You’re here because laser spine surgery sounds like the perfect solution but you want to know more.
Whenever you hear that something is the perfect solution with very little risk, your may think this is too good to be true. Often this is the case. Laser spine surgery is not the solution to all spine problems as many would have you think but can benefit some patients with minor spine problems.
However there are many conditions it should not be used to treat and many professionals that are legally allowed to perform the procedure but shouldn’t.
I work with trusted partners who perform laser spine surgery with great success. But, even then (as with all surgical procedures), there are still risks. It is not always the perfect solution. That’s why you deserve to know the pros and cons of laser spine surgery before going forward with it.

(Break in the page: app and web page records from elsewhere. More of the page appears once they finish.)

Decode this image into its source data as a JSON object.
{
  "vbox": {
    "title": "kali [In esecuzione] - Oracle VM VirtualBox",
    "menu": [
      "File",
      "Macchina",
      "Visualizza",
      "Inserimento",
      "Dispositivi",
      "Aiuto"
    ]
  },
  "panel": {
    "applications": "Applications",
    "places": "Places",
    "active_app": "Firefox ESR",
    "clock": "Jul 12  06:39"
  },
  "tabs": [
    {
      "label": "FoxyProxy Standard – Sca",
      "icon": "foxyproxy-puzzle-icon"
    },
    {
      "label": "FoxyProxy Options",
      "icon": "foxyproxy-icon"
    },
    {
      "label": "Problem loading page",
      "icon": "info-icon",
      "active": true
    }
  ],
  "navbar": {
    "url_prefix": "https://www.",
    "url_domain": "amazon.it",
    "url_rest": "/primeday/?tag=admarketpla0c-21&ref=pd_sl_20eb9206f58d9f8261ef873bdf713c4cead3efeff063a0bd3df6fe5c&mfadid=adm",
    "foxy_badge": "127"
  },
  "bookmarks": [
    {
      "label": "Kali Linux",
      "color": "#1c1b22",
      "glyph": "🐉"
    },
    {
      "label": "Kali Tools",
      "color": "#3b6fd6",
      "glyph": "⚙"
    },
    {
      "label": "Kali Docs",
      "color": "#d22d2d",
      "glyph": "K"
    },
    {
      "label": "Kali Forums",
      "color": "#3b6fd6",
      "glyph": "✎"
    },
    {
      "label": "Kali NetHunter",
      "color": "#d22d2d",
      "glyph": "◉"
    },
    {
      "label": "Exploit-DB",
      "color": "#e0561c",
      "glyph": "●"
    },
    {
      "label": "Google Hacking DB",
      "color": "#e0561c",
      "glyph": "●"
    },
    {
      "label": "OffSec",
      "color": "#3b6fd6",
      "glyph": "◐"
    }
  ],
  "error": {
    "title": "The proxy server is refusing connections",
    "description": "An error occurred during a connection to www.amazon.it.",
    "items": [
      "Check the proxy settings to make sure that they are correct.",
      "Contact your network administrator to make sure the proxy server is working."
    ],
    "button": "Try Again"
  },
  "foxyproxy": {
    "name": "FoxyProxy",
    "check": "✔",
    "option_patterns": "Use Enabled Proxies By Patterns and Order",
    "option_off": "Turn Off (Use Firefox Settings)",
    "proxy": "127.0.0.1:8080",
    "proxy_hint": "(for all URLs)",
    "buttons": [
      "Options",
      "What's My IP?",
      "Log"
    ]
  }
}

Fast Recovery Time
Like most minimally invasive procedures, laser spine surgery does allow for very fast recovery, often allowing patient to go home the same day as the procedure.
When in the right hands and used for an appropriate minor spinal condition, laser spine surgery can be very effective. For example, the heat emanating from the laser can be used to shrink damaged discs while not affecting nearby nerves.

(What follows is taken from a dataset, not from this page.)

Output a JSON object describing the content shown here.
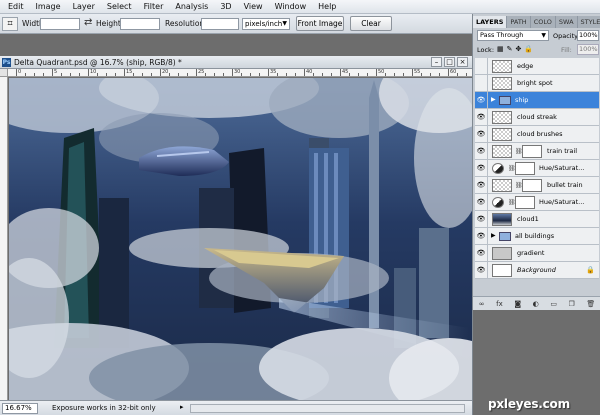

It Isn’t Ideal for Most Conditions
Laser spine surgery cannot be used to treat major spine conditions. In fact, laser spine surgery can only be used for a small amount of minor spine conditions.
For many conditions, the laser scalpel is less effective and more risky than a traditional scalpel – due to its heat, varying length, and the fact that it can’t handle angles or corners. While perfect to treat some conditions, it isn’t perfect for most.

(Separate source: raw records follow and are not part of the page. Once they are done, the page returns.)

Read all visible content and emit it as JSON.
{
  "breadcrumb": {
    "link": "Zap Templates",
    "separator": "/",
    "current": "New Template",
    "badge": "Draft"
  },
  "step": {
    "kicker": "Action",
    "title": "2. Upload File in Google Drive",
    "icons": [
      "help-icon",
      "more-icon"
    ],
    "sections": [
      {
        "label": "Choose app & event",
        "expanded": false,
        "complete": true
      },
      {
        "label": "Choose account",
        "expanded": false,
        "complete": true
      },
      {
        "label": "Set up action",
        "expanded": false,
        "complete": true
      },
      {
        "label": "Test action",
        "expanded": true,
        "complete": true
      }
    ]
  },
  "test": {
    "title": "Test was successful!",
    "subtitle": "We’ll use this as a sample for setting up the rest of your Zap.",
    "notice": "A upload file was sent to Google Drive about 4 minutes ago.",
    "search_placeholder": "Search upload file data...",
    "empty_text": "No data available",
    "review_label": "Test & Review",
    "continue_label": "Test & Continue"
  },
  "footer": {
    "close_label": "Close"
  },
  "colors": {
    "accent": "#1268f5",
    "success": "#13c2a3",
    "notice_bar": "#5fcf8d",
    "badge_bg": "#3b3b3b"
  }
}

In those cases, the traditional scalpel is much more effective.
It Can Damage Nerves
The heat that emanates from a laser can cause damage to nearby nerves and lead to even more pain than you’re currently suffering from.
You Don’t Have to Be a Spinal Surgeon to Perform Laser Spine Surgery
Laser spine surgery isn’t even taught in medical school. That’s because it’s not a unique procedure – it’s just the use of a unique tool to perform an existing procedure. Unfortunately, it’s legal for doctors who don’t have the same level of spine knowledge as a spinal surgeon to perform laser spine surgery – which increases the risk of damage to nerves and nearby anatomical structures.
Those are the major pros and cons of laser spine surgery. To sum it up, you first need to be diagnosed by an open-minded spine professional who will help you understand your condition and why laser spine surgery can, or can’t, help you. If it can, you’ll then want to have the procedure performed by a qualified laser spine surgeon.
It just so happens that I am “The Open Minded Surgeon” and partner with a team of laser spine surgeons that I refer patients to with great confidence.
Give my team and I a call today to come in so I can take a look at you and explain your options in as much detail as you need. I’m also happy to answer any and all questions patiently and in detail – so feel free to bring a list.
To schedule your consultation, call 201-258-3640.